Jennifer Zimmerman notes, “I learned to slow down my speech and to show pictures to illustrate what I was explaining. As teachers, it’s important to make sure that every student understands the concept and to provide extra help to those who need it.”

She also made a surprising discovery: “Growing up, I hated math! But, through this course, I learned that I love to teach math. I was teaching the lattice method of multiplication to the children. It makes it really easy to visualize the process and get the right answer. I went through the process slowly, and the students got it! That was a very rewarding experience for me.”

After teaching at Sandipani, it was time for another session with their Indian counterparts – an opportunity to review the day’s results and prepare for the next day’s lessons. Altogether, the Marymount students spent nine days teaching, learning, and sharing in the Porbandar schools.

“I was in awe of our students,” says Dr. Rajdev. “Not only did they adapt to the culture, they also adapted their teaching style. They learned how to make do and maintain teaching excellence.” She adds, “They worked in teams, and they were all in it together. I think that Marymount’s focus on community was reflected in the way they worked together.”

Dr. Rajdev also points out, “They were good improvisers! For one project, ocean in a bottle, they collected empty water bottles, got cooking oil from the hotel, and bought blue food coloring. I was so emotional just watching them! They taught with so much passion and patience.” The MU students also shopped for school supplies to leave behind for the children and set up libraries of math and science resources in the schools.

All too soon, the visit to Porbandar came to an end, but the experience will be with these novice teachers for a lifetime. Megan Reese says, “This experience taught me to roll with the punches. When we got into the classroom, some of our plans worked, and some didn’t. We had to be flexible and put the students’ needs first.”

Hallyn Brewster knows that she, too, will now be a more effective teacher. She says, “Having been to India, I know that it doesn’t take a big budget or the greatest technology to get children excited about learning – just a little inspiration and a positive attitude!”
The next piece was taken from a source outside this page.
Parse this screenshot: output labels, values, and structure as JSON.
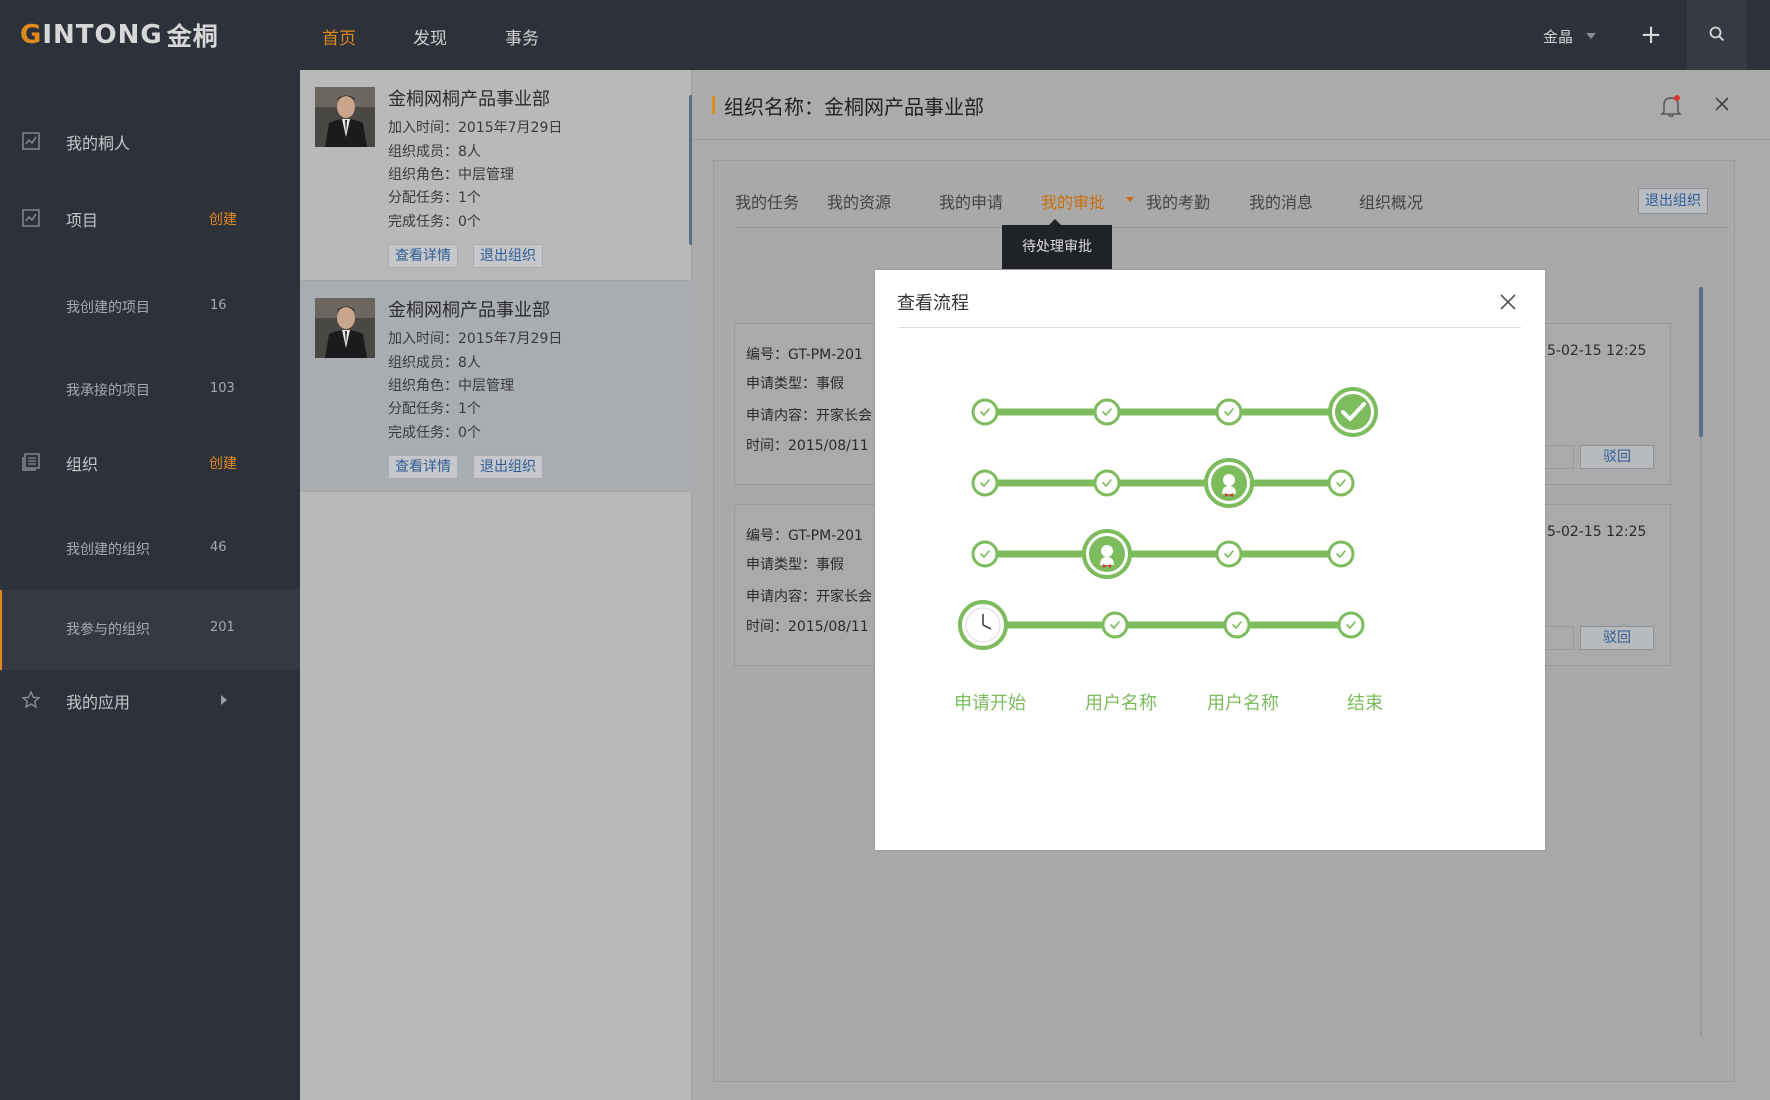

The Marymount students and the Porbandar community were equally sad to part. “The children asked if we could stay longer and keep teaching!” Sally Wodatch recalls. The farewells were made bearable by knowing that the Marymount-Porbandar connection will continue. Usha Rajdev explains, “Next year, a new group of our students will do the course in India, and some of this year’s group will accompany them as adjunct instructors. So the learning and sharing of knowledge continues.”